It is here that I see the mitigating factor in the publishing decision of Foreign Affairs:  the view to which it has given voice for the essay on Putin’s foreign policy paper represents the overwhelming consensus of its readership, the American foreign policy community in and out of government.

Sad to say, but one would be hard pressed to name any recognized U.S. experts in the field who have a good word to say about Russia, least of all on behalf of its future President and his thinking.  One rare exception is the veteran historian Stephen F. Cohen, who actually went so far as to participate in a pro-Putin electoral film entitled ‘Cold Policy’ which aired on prime Russian television time.

In his 1985 book entitled “Rethinking the Soviet Experience,” Cohen listed among the key reasons for the demise of Soviet studies (seven years before the demise of the Soviet Union itself) –  the dislike students in the field had for the subject of their labors.  The field was truly driven by the notion “Know Your Enemy,” which is the title historian of Soviet studies David Engerman aptly gave to his definitive monograph published in 2009.

I think it would be fair to say that the rebirth of this discipline as Russian or Eurasian studies has not progressed very far in respect to the motivation of those entering.  In any case, the much smaller population passing through American higher education with this particular area studies degree has been skewed in a way which does not lend itself to broad understanding or to sympathy for the subject matter.

During the 2010-2011 academic  year, I had a chance to experience this phenomenon first hand when I spent some time as a Visiting Scholar at one of America’s main centers of Russian studies, Columbia University’s Harriman Institute.  Looking over the schedule of Russian-related events on campus, one might be forgiven for concluding that, apart from a nod to Slavic linguistics and literature, the overriding interest of professoriate and students is human rights and pro-democracy movements in Russia and the CIS. The parade of Russian ‘dissidents’ passing through revealed a strong partisan commitment of the hosts rather than anything resembling scholarly detachment.

The same might easily be said of other major centers of Russian studies such as Stanford, Georgetown and Harvard.

The ground-breaking March-April 2012 issue of Foreign Affairs carries an essay by Christopher Sabatini entitled “Rethinking Latin America” in which the author complains that blinkered American diplomacy in his region comes from the blinkered academic community which trains our State Department professionals and heads them off in pursuit of ‘comparative politics’, meaning comparative democratic politics, rather than the art of managing international relations.

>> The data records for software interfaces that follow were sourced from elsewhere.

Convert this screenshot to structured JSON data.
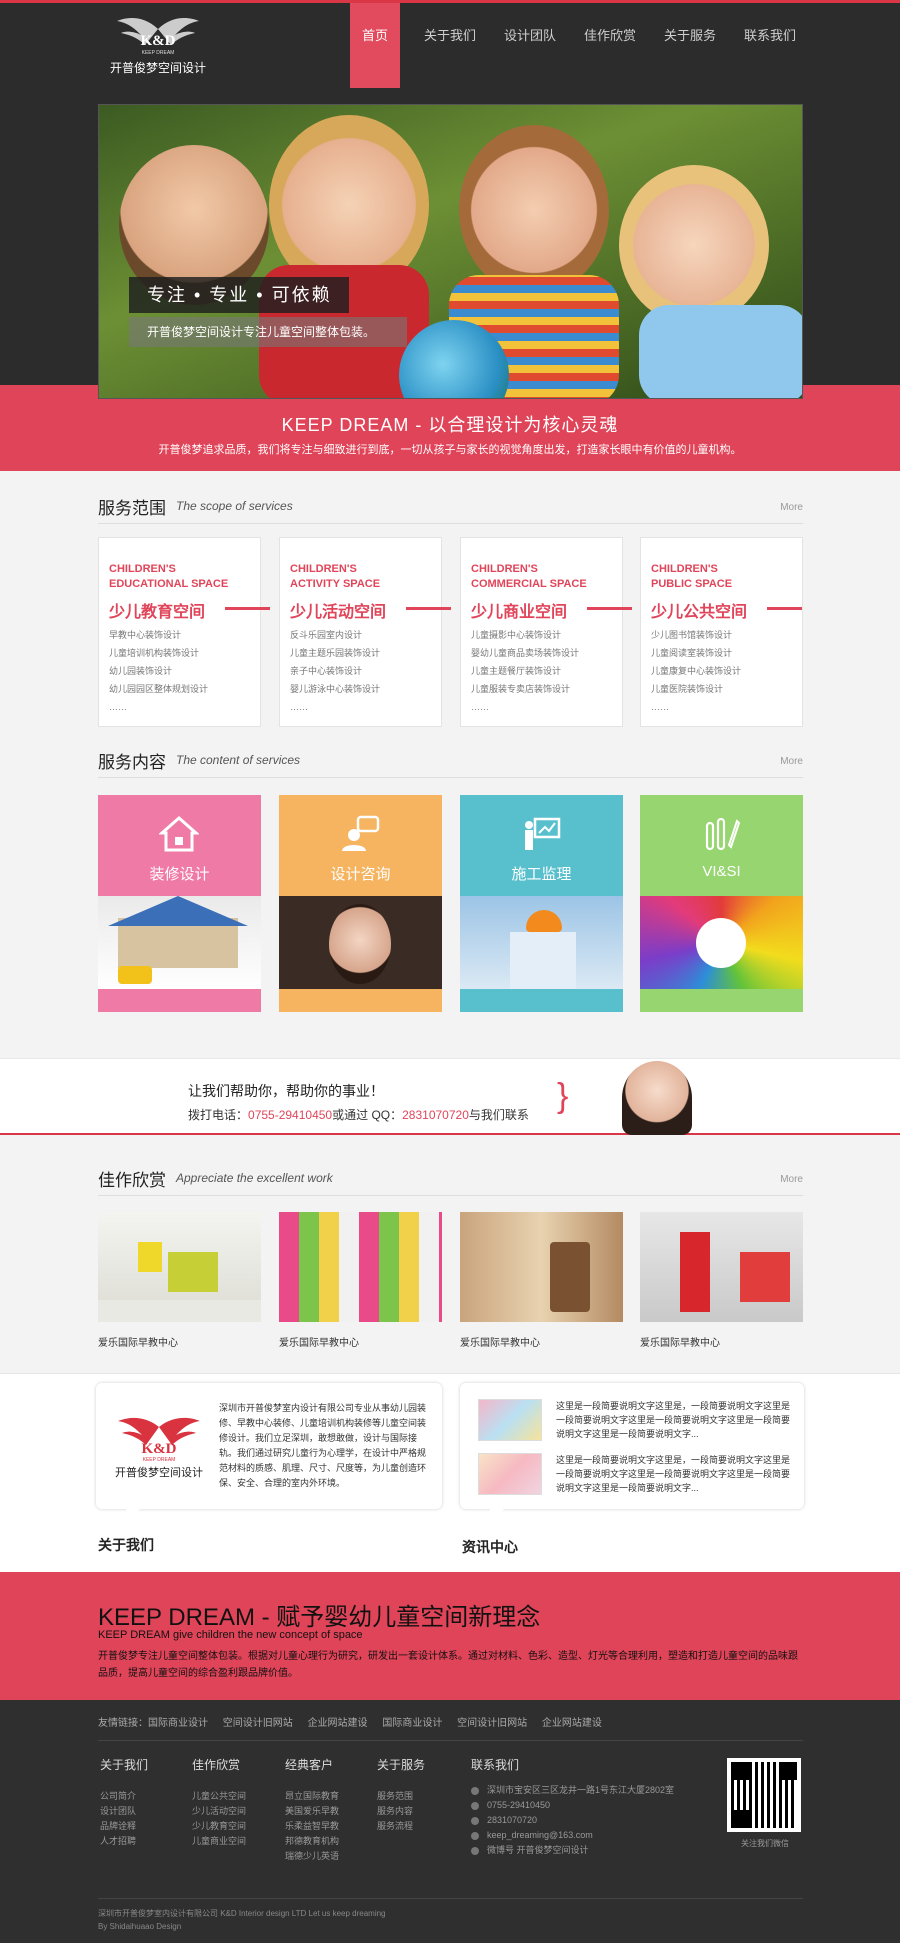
{
  "brand": {
    "logo_text": "K&D",
    "logo_sub": "KEEP DREAM",
    "name": "开普俊梦空间设计"
  },
  "nav": [
    "首页",
    "关于我们",
    "设计团队",
    "佳作欣赏",
    "关于服务",
    "联系我们"
  ],
  "hero": {
    "tag": "专注 • 专业 • 可依赖",
    "desc": "开普俊梦空间设计专注儿童空间整体包装。"
  },
  "band": {
    "title": "KEEP DREAM - 以合理设计为核心灵魂",
    "sub": "开普俊梦追求品质，我们将专注与细致进行到底，一切从孩子与家长的视觉角度出发，打造家长眼中有价值的儿童机构。"
  },
  "scope": {
    "title": "服务范围",
    "en": "The scope of services",
    "more": "More",
    "cards": [
      {
        "en1": "CHILDREN'S",
        "en2": "EDUCATIONAL SPACE",
        "cn": "少儿教育空间",
        "items": [
          "早教中心装饰设计",
          "儿童培训机构装饰设计",
          "幼儿园装饰设计",
          "幼儿园园区整体规划设计",
          "……"
        ]
      },
      {
        "en1": "CHILDREN'S",
        "en2": "ACTIVITY SPACE",
        "cn": "少儿活动空间",
        "items": [
          "反斗乐园室内设计",
          "儿童主题乐园装饰设计",
          "亲子中心装饰设计",
          "婴儿游泳中心装饰设计",
          "……"
        ]
      },
      {
        "en1": "CHILDREN'S",
        "en2": "COMMERCIAL SPACE",
        "cn": "少儿商业空间",
        "items": [
          "儿童摄影中心装饰设计",
          "婴幼儿童商品卖场装饰设计",
          "儿童主题餐厅装饰设计",
          "儿童服装专卖店装饰设计",
          "……"
        ]
      },
      {
        "en1": "CHILDREN'S",
        "en2": "PUBLIC SPACE",
        "cn": "少儿公共空间",
        "items": [
          "少儿图书馆装饰设计",
          "儿童阅读室装饰设计",
          "儿童康复中心装饰设计",
          "儿童医院装饰设计",
          "……"
        ]
      }
    ]
  },
  "content": {
    "title": "服务内容",
    "en": "The content of services",
    "more": "More",
    "tiles": [
      {
        "label": "装修设计",
        "icon": "house-icon",
        "color": "#f07aa6"
      },
      {
        "label": "设计咨询",
        "icon": "chat-person-icon",
        "color": "#f6b461"
      },
      {
        "label": "施工监理",
        "icon": "teacher-board-icon",
        "color": "#58c0cd"
      },
      {
        "label": "VI&SI",
        "icon": "pens-icon",
        "color": "#96d56f"
      }
    ]
  },
  "help": {
    "line1": "让我们帮助你，帮助你的事业！",
    "l2a": "拨打电话：",
    "phone": "0755-29410450",
    "l2b": "或通过 QQ：",
    "qq": "2831070720",
    "l2c": "与我们联系"
  },
  "works": {
    "title": "佳作欣赏",
    "en": "Appreciate the excellent work",
    "more": "More",
    "items": [
      "爱乐国际早教中心",
      "爱乐国际早教中心",
      "爱乐国际早教中心",
      "爱乐国际早教中心"
    ]
  },
  "about": {
    "label": "关于我们",
    "text": "深圳市开普俊梦室内设计有限公司专业从事幼儿园装修、早教中心装修、儿童培训机构装修等儿童空间装修设计。我们立足深圳，敢想敢做，设计与国际接轨。我们通过研究儿童行为心理学，在设计中严格规范材料的质感、肌理、尺寸、尺度等，为儿童创造环保、安全、合理的室内外环境。"
  },
  "news": {
    "label": "资讯中心",
    "items": [
      "这里是一段简要说明文字这里是，一段简要说明文字这里是一段简要说明文字这里是一段简要说明文字这里是一段简要说明文字这里是一段简要说明文字...",
      "这里是一段简要说明文字这里是，一段简要说明文字这里是一段简要说明文字这里是一段简要说明文字这里是一段简要说明文字这里是一段简要说明文字..."
    ]
  },
  "band2": {
    "title": "KEEP DREAM - 赋予婴幼儿童空间新理念",
    "sub": "KEEP DREAM give children the new concept of space",
    "para": "开普俊梦专注儿童空间整体包装。根据对儿童心理行为研究，研发出一套设计体系。通过对材料、色彩、造型、灯光等合理利用，塑造和打造儿童空间的品味跟品质，提高儿童空间的综合盈利跟品牌价值。"
  },
  "footer": {
    "links": [
      "友情链接：国际商业设计",
      "空间设计旧网站",
      "企业网站建设",
      "国际商业设计",
      "空间设计旧网站",
      "企业网站建设"
    ],
    "cols": [
      {
        "title": "关于我们",
        "items": [
          "公司简介",
          "设计团队",
          "品牌诠释",
          "人才招聘"
        ]
      },
      {
        "title": "佳作欣赏",
        "items": [
          "儿童公共空间",
          "少儿活动空间",
          "少儿教育空间",
          "儿童商业空间"
        ]
      },
      {
        "title": "经典客户",
        "items": [
          "昂立国际教育",
          "美国爱乐早教",
          "乐柔益智早教",
          "邦德教育机构",
          "瑞德少儿英语"
        ]
      },
      {
        "title": "关于服务",
        "items": [
          "服务范围",
          "服务内容",
          "服务流程"
        ]
      }
    ],
    "contact_title": "联系我们",
    "contact": [
      "深圳市宝安区三区龙井一路1号东江大厦2802室",
      "0755-29410450",
      "2831070720",
      "keep_dreaming@163.com",
      "微博号  开普俊梦空间设计"
    ],
    "qr_caption": "关注我们微信",
    "copy1": "深圳市开普俊梦室内设计有限公司 K&D Interior design LTD Let us keep dreaming",
    "copy2": "By Shidaihuaao Design"
  }
}
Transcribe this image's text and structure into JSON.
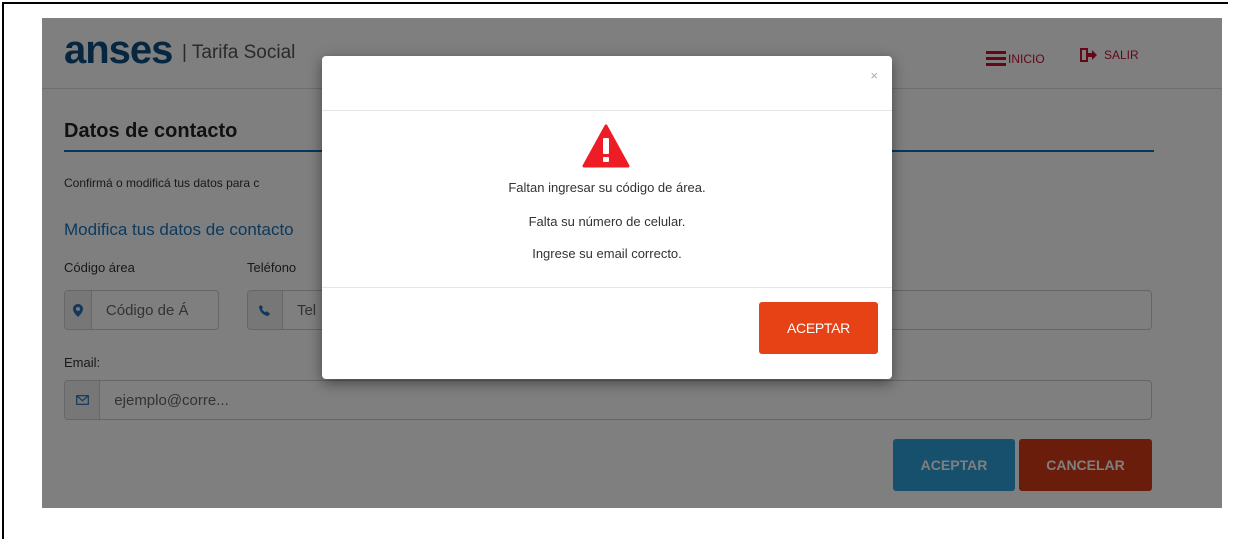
{
  "header": {
    "logo": "anses",
    "subtitle": "| Tarifa Social",
    "nav_inicio": "INICIO",
    "nav_salir": "SALIR"
  },
  "form": {
    "title": "Datos de contacto",
    "description": "Confirmá o modificá tus datos para c",
    "subtitle": "Modifica tus datos de contacto",
    "area_label": "Código área",
    "phone_label": "Teléfono",
    "area_placeholder": "Código de Á",
    "phone_placeholder": "Tel",
    "email_label": "Email:",
    "email_placeholder": "ejemplo@corre...",
    "accept_label": "ACEPTAR",
    "cancel_label": "CANCELAR"
  },
  "modal": {
    "close": "×",
    "messages": [
      "Faltan ingresar su código de área.",
      "Falta su número de celular.",
      "Ingrese su email correcto."
    ],
    "accept_label": "ACEPTAR"
  },
  "colors": {
    "brand": "#0e4f82",
    "accent_blue": "#2ea0d8",
    "danger": "#e64216",
    "nav_red": "#c5112e"
  }
}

In a word, ideology is trumping national interests in Latin American studies and in U.S. diplomacy.  So the problem is not isolated to Russia, though there it is more egregious, there it is fed by all the particularistic anti-Russian overlays from Americans of Baltic, Ukrainian, East European origin who flock to the field.  This ad hominem dimension of the problems of Russia in the American foreign policy community may not be politically correct to mention, but that makes it no less true.

If Foreign Affairs magazine is going to fulfill its mission of inviting intelligent debate, exposing stale complacencies to public ventilation, and so to improving the policy making of Washington, it had better review its editorial policy on Russia and try harder to match competing views.


© Gilbert Doctorow, 2012


G. Doctorow is an occasional guest lecturer at St. Petersburg State University and Research Fellow of the American University in Moscow. His latest book,Stepping Out of Line: Collected (Nonconformist) Essays on Russian-American Relations, 2008-12, is available in paperback from and affiliated websites worldwide. An e-book edition will be issued shortly.